South Carolina: Mother Emanuel AME Church

White Gothic-style church building
Emanuel AME Church

Photo taken by EvanGuthrie, CC BY-SA 4.0,

Quick Facts
110 Calhoun Street, Charleston, SC
National Register of Historic Places

The Mother Emanuel African Methodist Episcopal (AME) Church is a Gothic Revival style church built in 1891. Retaining its original altar, communion rail, pews, and light fixtures the church is one of only a few unaltered religious interiors in Charleston, especially from the Victorian period. The brick Gothic church with its tall steeple replaced an earlier 1872 church badly damaged by the 1886 earthquake. Today Emanuel is the oldest AME church in the South, and houses the oldest Black congregation south of Baltimore, Maryland.

The history of this congregation reflects the development of religious institutions for African Americans in Charleston. Its roots stem from a religious group of both enslaved and free African Americans organized in 1791. In 1816, Black members of Charleston's Methodist Episcopal church withdrew over disputed burial ground, and under the leadership of Morris Brown, formed a separate congregation. The church's 1400 members soon thereafter established themselves as an African Methodist Episcopal church, a denomination formally established in 1816 in Philadelphia, Pennsylvania. Two years later, Brown and other ministers of the church were jailed for violating state and local laws which prohibited religious gatherings of enslaved people and free blacks independent of white supervision.

In 1822 the church was investigated for its involvement with a planned uprising of enslaved Africans led by Denmark Vesey, one of the church's founders. Vesey was raised in slavery in the Virgin Islands among newly imported Africans. He was the personal servant of slave trader Captain Joseph Vesey, who settled in Charleston in 1783. Denmark remained with him until in 1799, when he was able to purchase his freedom with a winning lottery ticket worth $1500.Vesey became a successful carpenter, especially among Charleston's majority Black population. In 1821, he formulated a plan to win freedom for the enslaved people of the city. The authorities were informed of the plot before it could take place. Three hundred and thirteen alleged participants were arrested, and 35 (including Vesey) were executed. The plot created mass hysteria throughout the Carolinas and the South. Brown, suspected but never convicted of knowledge of the plot, went north to Philadelphia where he eventually became the second bishop of the AME denomination.
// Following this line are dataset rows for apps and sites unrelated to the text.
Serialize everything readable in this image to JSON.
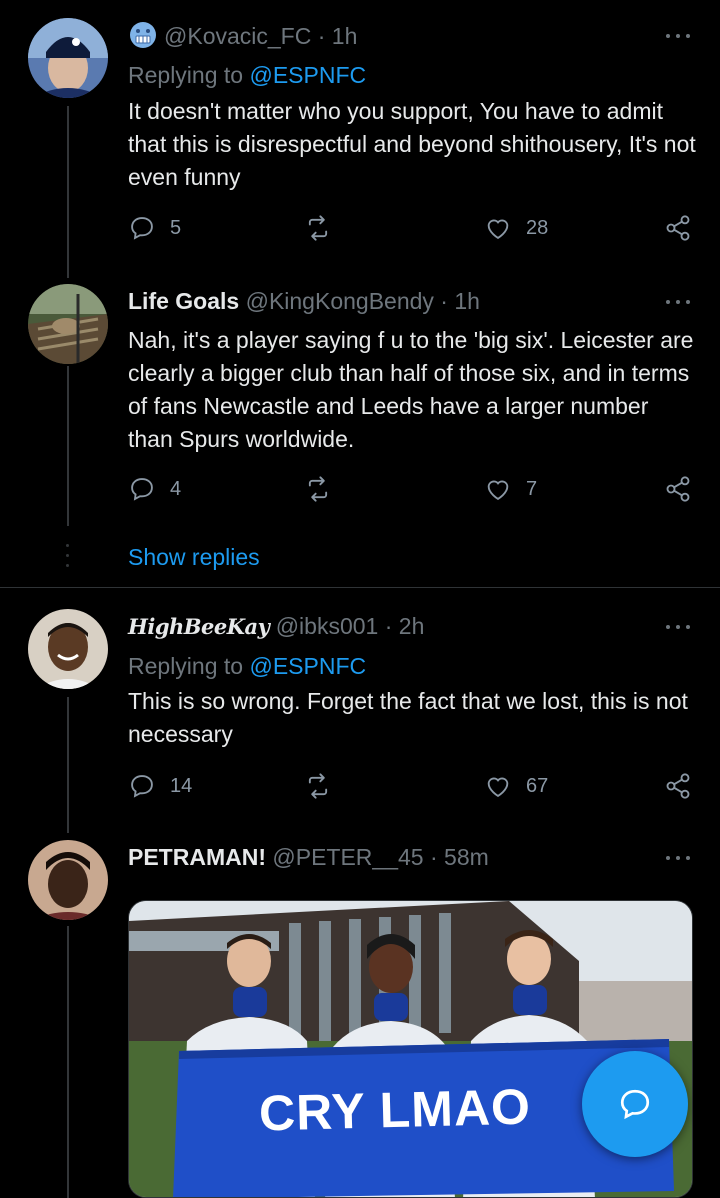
{
  "tweets": [
    {
      "name": "",
      "handle": "@Kovacic_FC",
      "time": "1h",
      "replying_prefix": "Replying to ",
      "replying_to": "@ESPNFC",
      "text": "It doesn't matter who you support, You have to admit that this is disrespectful and beyond shithousery, It's not even funny",
      "replies": "5",
      "retweets": "",
      "likes": "28"
    },
    {
      "name": "Life Goals",
      "handle": "@KingKongBendy",
      "time": "1h",
      "text": "Nah, it's a player saying f u to the 'big six'. Leicester are clearly a bigger club than half of those six, and in terms of fans Newcastle and Leeds have a larger number than Spurs worldwide.",
      "replies": "4",
      "retweets": "",
      "likes": "7"
    },
    {
      "name": "HighBeeKay",
      "handle": "@ibks001",
      "time": "2h",
      "replying_prefix": "Replying to ",
      "replying_to": "@ESPNFC",
      "text": "This is so wrong. Forget the fact that we lost, this is not necessary",
      "replies": "14",
      "retweets": "",
      "likes": "67"
    },
    {
      "name": "PETRAMAN!",
      "handle": "@PETER__45",
      "time": "58m",
      "media_banner_text": "CRY LMAO"
    }
  ],
  "show_replies_label": "Show replies",
  "colors": {
    "background": "#000000",
    "accent": "#1d9bf0",
    "muted": "#6e767d",
    "text": "#e7e9ea"
  },
  "icons": {
    "reply": "reply-icon",
    "retweet": "retweet-icon",
    "like": "heart-icon",
    "share": "share-icon",
    "more": "more-icon",
    "compose": "compose-reply-icon"
  }
}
During the Vesey controversy, the AME church was burned. Worship services continued after the church was rebuilt until 1834 when all-Black churches were outlawed. The congregation subsequently met in secret until 1865 when it was formally reorganized, and the name Emanuel was adopted. Today, Mother Emanuel AME Church is one of more than 1400 historically significant buildings within the Charleston Old and Historic District.

On the evening of June 17, 2015, a man opened fire on a Bible study group inside the church. The shooting left six women and three men dead: Rev. Clementa Pinckney, Tywanza Sanders, Cynthia Hurd, Rev. Sharonda Coleman-Singleton, Myra Thompson, Ethel Lance, Rev. Daniel Simmons, Rev. DePayne Middleton-Doctor and Susie Jackson. All of the victims killed during this racist attack were African American. President Barack Obama delivered the eulogy for Rev. Clementa Pinckney, church pastor and South Carolina state senator. The shooting prompted the removal of the Confederate flag from the South Carolina State grounds.

In June 2021, Mother Emanuel AME Church was added to the African American Civil Rights Network.

The African American Civil Rights Network recognizes the civil rights movement in the United States and the sacrifices made by those who fought against discrimination and segregation. Created by the African American Civil Rights Act of 2017, and coordinated by the National Park Service, the Network tells the stories of the people, places, and events of the U.S. civil rights movement through a collection of public and private resources.

Last updated: June 28, 2021